After going through the data below, state how many lines contain "color", and nothing else.

-- Opening Marker --

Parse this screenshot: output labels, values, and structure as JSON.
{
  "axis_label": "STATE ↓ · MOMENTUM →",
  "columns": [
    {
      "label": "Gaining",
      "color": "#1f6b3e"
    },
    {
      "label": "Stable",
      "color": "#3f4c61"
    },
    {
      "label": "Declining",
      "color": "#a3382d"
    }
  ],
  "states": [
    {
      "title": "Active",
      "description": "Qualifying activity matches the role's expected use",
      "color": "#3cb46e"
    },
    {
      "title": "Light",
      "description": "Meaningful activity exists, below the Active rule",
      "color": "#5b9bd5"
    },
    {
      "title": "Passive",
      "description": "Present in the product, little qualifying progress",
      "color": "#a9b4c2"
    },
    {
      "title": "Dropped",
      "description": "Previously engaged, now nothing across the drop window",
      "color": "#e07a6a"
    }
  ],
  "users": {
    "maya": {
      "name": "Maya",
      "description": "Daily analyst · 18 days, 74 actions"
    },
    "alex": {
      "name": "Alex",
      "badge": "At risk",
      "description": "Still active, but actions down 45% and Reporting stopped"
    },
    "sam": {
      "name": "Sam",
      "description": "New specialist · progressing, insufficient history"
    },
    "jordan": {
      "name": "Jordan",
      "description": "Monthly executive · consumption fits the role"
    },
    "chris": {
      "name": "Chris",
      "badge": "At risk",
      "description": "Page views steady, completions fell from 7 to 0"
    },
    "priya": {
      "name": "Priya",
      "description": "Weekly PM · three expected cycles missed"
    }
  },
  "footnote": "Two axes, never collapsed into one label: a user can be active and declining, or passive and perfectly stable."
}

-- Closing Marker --

* Final answer: 7